It’s been an odd General Election so far here in the UK. Called unexpectedly the process meant hastily assembled manifestos and a feeling that whatever any of the parties said, Brexit was the real elephant in the room. If not a room actually in the elephant. At times its been difficult to decide who is the least capable- the party leaders or the people interviewing them. The rest of the media in its usual manner is either excessively pro one side or the other or else determined to reduce the entire thing to humourous memes and gimmicky records. Which is really going to put the serious issues across don’t you think? Anyone who thinks this election in particular is about having a laugh needs to wake up quick. Having winced at the Andrew Neill interviews and noting that only Jeremy Paxman got a word in during the Jeremy Paxman interviews, tonight we arrived at what last time was the best live interview scenario Question Time. Instead of journalists with bigger agendas than the politicians, we had the general public asking Theresa May and Jeremy Corbyn things. Not together though. And finally it proved to be Jeremy Corbyn’s moment. If Ed Miliband’s stumble from the giant question mark platform was the symbolic moment you knew he’d lost, Corbyn’s eloquent, at times impassioned performance tonight is the sort of thing that sways floating voters. In the current weird political climate would you bet against a victory?
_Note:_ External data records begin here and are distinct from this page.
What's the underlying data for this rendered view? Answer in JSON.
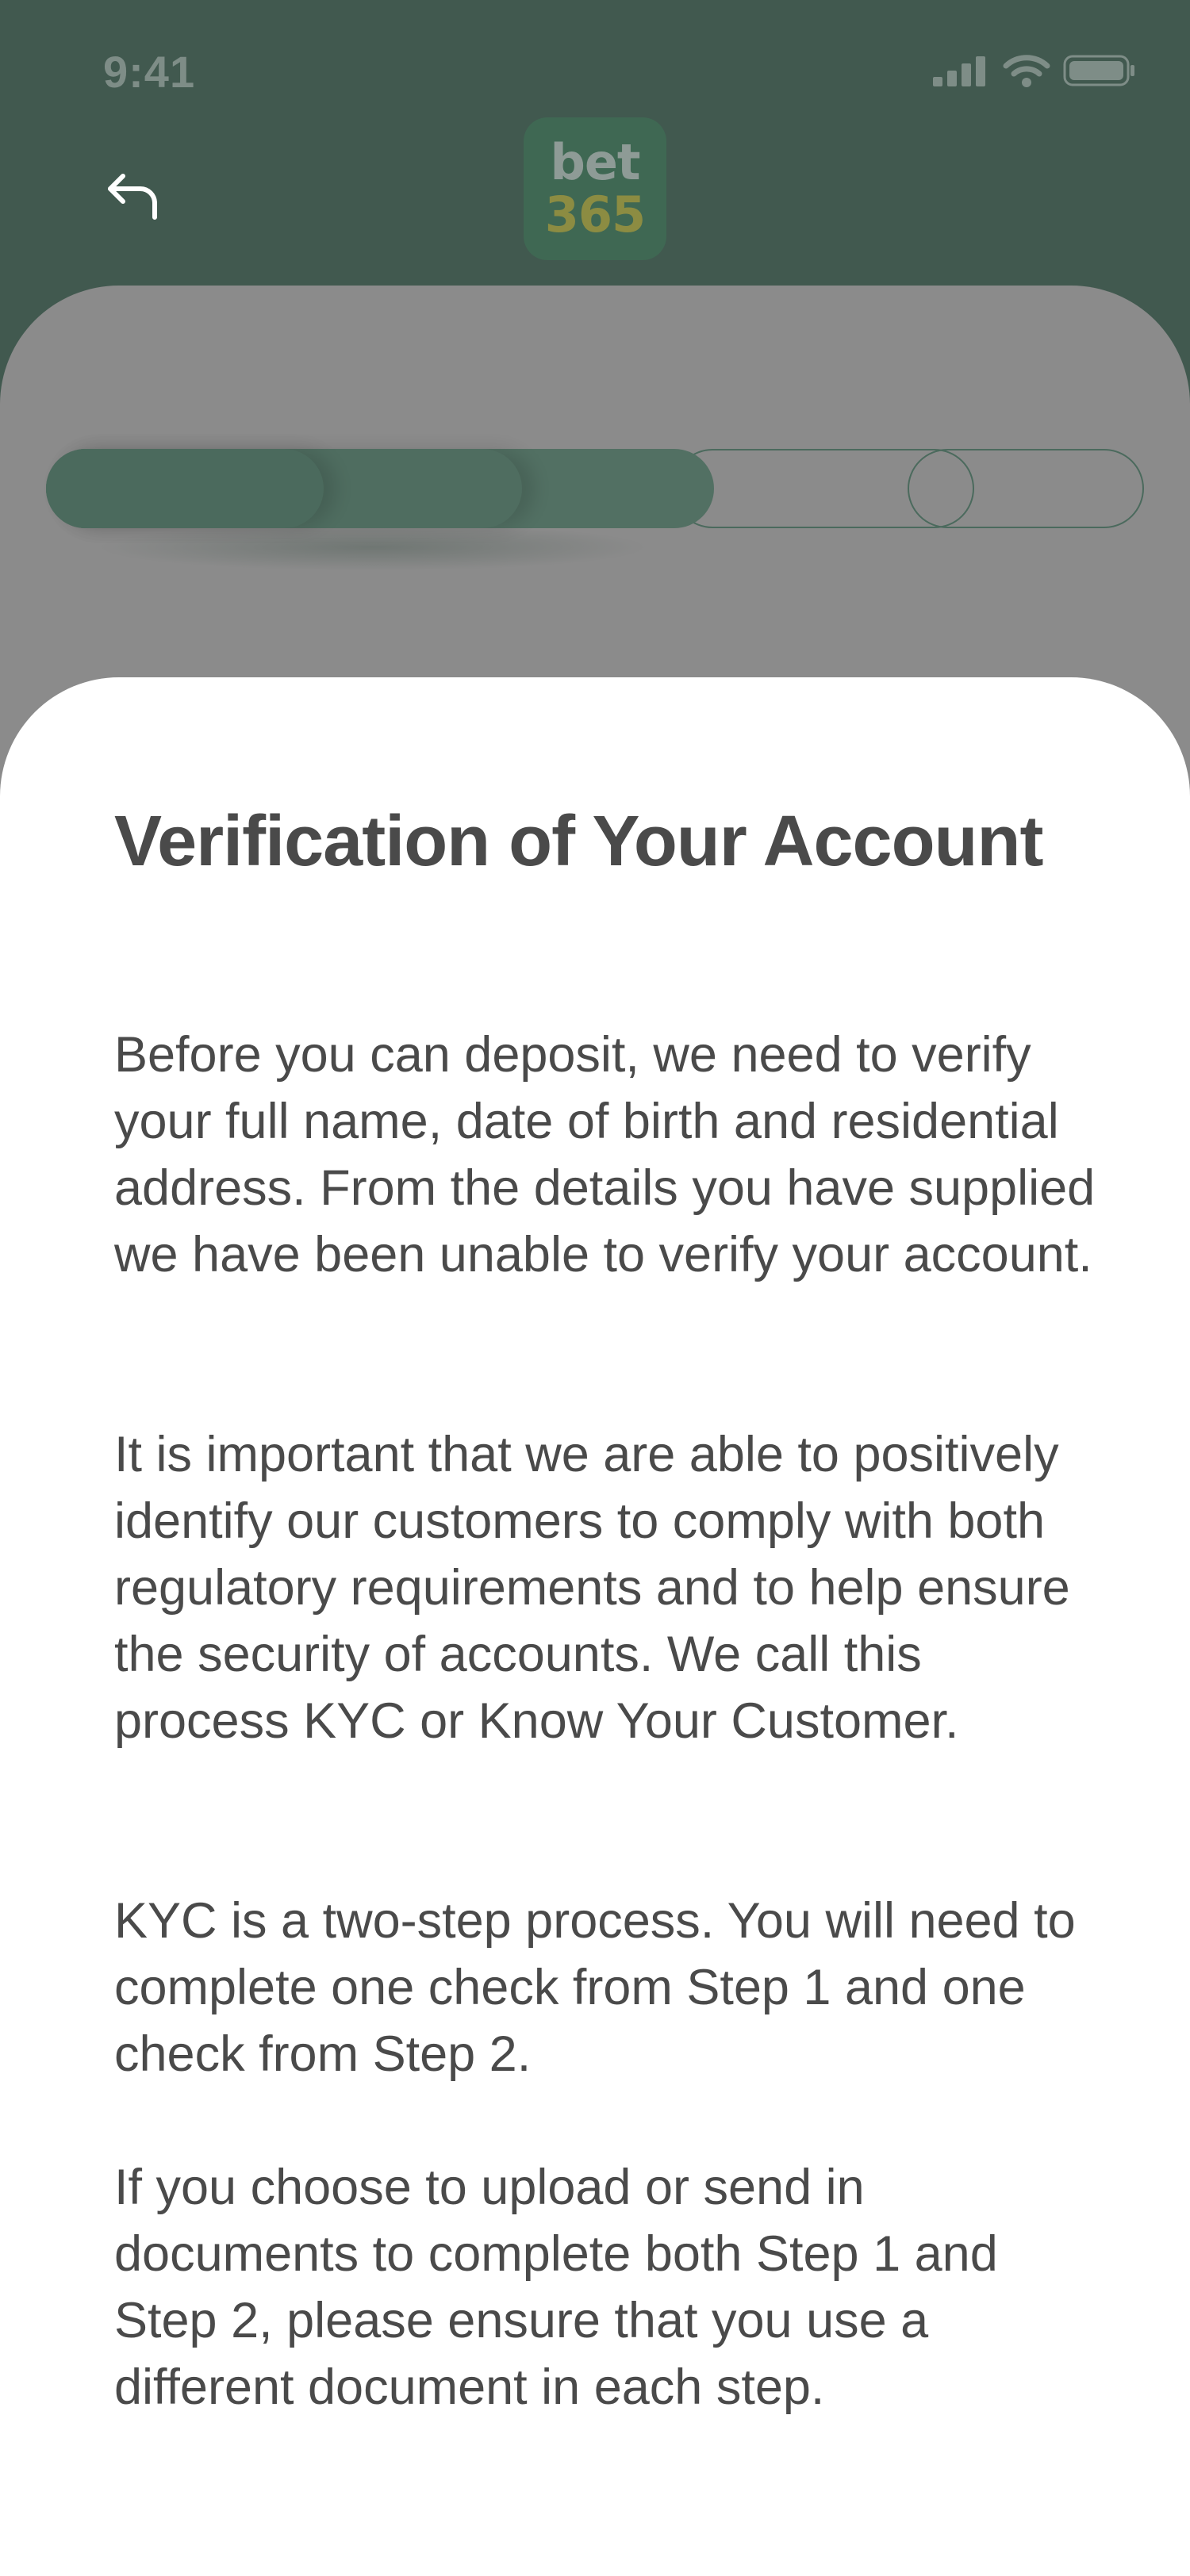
{
  "status_bar": {
    "time": "9:41",
    "icons": [
      "signal-icon",
      "wifi-icon",
      "battery-icon"
    ]
  },
  "header": {
    "back_icon": "back-arrow-icon",
    "logo_line1": "bet",
    "logo_line2": "365"
  },
  "progress": {
    "total_steps": 5,
    "completed_steps": 3
  },
  "content": {
    "title": "Verification of Your Account",
    "paragraphs": [
      "Before you can deposit, we need to verify your full name, date of birth and residential address. From the details you have supplied we have been unable to verify your account.",
      "It is important that we are able to positively identify our customers to comply with both regulatory requirements and to help ensure the security of accounts. We call this process KYC or Know Your Customer.",
      "KYC is a two-step process. You will need to complete one check from Step 1 and one check from Step 2.",
      "If you choose to upload or send in documents to complete both Step 1 and Step 2, please ensure that you use a different document in each step."
    ]
  },
  "colors": {
    "header_bg": "#41594f",
    "progress_fill": "#4b6a5d",
    "logo_bg": "#3f6853",
    "logo_accent": "#8c8c42",
    "text": "#4a4a4a"
  }
}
Detail is a quality often lacking from television debates. Sure, the leaders have endless statistics to hand to prove this or that but it is rare to see a party leader who appears to have a genuine feel for what the country is really like. Not the graphs and percentages, but examples we can identify with. Superficially he is already ahead anyway because he always comes over in this sort of thing better than Theresa May does. She seems ill at ease when faced with awkward questions and displays little empathy for those asking them. Corbyn on the other hand is ready to engage with the questions, even though he does know when to avoid something too controversial that he can already envisage as a headline tomorrow.
I’ve had issues with the Labour manifesto however costed it is. I felt it was more aspirational than realistic, a manifesto a flush government might pull out to spend some of it’s assembled monies. Yet listening to Corbyn explain some of its knottier points- and do so without an inane interruption even 10 seconds- makes it all seem a lot more sensible. His key argument seems to be that we have to approach some of the big problems with a different method because though he didn’t actually say this austerity has not worked. Again it may have statistically worked but what does that mean to any of us still enduring cuts? Nothing. To actually hear a party leader talking about investing in the economy (the missing Yin to austerity’s Yang) was a refreshing change from Ed Miliband’s vote losing decision to just carry on the cuts.
Corbyn’s vision seems to go beyond the cuts and even beyond Brexit towards reshaping the way we look at elderly care, student life, industry and so on. Its barely been mentioned in the mainstream coverage that Labour want to expand our industrial base something which both parties have allowed to contract for decades. He talked too of negotiating on Brexit, of coming to a new trade agreement- this is so removed from the Tories’ inflexible soundbite driven approach of looking tough. He condemned Donald Trump in clear terms, again a contrast to Theresa May’s fudge on the subject. He also explained properly how his party’s investments would be funded and rebuffed some rather frighteningly warmongering members of the public who seemed to want the government to start launching nuclear weapons all over the place something that is not even a Tory policy. Theresa May has said that we have to decide who we would trust with Brexit and based on both their performances tonight I would rather Corbyn went in there than she did. Yes, I know neither of them would be leading the detailed negotiations btw.
I still do have that nagging doubt that a program such as Labour’s could easily spiral out of control – and why won’t they scrap HS2?- but experience shows that almost any party manifesto is a risk and in the end we are being asked to take that risk. The manifesto’s most outre element of renationalising several industries was strangely barely referred to though there are suggestions this may not be a wholesale return to the British Rail slam door trains and mouldy pies.
The political climate in the UK may be changing but the response to the Tories’ `Dementia Tax` shows how a large number voters are unwilling to go along with something that means them forking out more. Labour are gambling on a host of policies that mean there will be more tax and yet when it comes down to it I think it probably is a gamble worth taking. If that sounds grudging then bear in mind till tonight I had more or less decided not to vote which would have been the first time ever I’d abstained in any election I was eligible for. So, with reservations but buoyed by the feeling that on balance more would benefit than lose out I am ready to get in that wobbly wooden booth next Thursday and put my pencil cross next to Labour. And if you’re a UK voter and have been having similar doubts and missed the programme then I’d urge you to watch tonight’s Question Time on the iPlayer without prejudice and see what you think. You might be surprised.